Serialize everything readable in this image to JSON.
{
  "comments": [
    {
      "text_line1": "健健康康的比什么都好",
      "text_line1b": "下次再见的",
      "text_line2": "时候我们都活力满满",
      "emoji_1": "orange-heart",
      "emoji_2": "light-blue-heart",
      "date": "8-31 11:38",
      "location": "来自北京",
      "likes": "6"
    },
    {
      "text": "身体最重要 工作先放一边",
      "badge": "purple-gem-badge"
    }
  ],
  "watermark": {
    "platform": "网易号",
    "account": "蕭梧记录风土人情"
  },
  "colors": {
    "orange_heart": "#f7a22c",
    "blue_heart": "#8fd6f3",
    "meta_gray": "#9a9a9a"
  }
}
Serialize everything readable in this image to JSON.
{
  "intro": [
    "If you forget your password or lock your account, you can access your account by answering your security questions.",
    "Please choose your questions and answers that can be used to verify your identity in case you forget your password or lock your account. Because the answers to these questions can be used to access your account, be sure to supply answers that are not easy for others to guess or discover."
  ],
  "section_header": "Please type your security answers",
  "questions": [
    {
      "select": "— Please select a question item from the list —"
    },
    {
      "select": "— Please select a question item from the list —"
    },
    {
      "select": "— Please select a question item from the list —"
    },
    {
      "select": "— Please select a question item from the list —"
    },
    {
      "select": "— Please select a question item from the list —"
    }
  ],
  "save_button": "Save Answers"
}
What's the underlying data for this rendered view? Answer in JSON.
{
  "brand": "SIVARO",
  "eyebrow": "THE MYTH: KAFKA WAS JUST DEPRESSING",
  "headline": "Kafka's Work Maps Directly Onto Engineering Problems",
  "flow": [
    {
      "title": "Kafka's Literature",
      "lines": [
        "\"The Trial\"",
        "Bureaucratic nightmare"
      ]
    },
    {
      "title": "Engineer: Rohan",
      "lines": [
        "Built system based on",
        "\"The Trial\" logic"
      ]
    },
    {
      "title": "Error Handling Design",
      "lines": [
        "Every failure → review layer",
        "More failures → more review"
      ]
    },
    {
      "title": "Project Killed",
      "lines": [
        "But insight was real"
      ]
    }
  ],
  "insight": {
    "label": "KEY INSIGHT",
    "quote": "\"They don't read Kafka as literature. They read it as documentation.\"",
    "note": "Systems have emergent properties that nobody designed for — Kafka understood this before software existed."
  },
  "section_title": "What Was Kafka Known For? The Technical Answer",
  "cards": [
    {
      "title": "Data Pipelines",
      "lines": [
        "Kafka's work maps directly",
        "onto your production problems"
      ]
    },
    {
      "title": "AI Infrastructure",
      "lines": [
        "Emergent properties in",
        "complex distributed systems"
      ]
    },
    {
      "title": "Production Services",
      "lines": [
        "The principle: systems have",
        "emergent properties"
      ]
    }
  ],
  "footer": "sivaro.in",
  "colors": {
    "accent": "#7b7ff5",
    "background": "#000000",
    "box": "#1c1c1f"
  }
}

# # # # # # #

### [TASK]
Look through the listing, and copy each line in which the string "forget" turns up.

### [REPLY TO THE TASK]
    "If you forget your password or lock your account, you can access your account by answering your security questions.",
    "Please choose your questions and answers that can be used to verify your identity in case you forget your password or lock your account. Because the answers to these questions can be used to access your account, be sure to supply answers that are not easy for others to guess or discover."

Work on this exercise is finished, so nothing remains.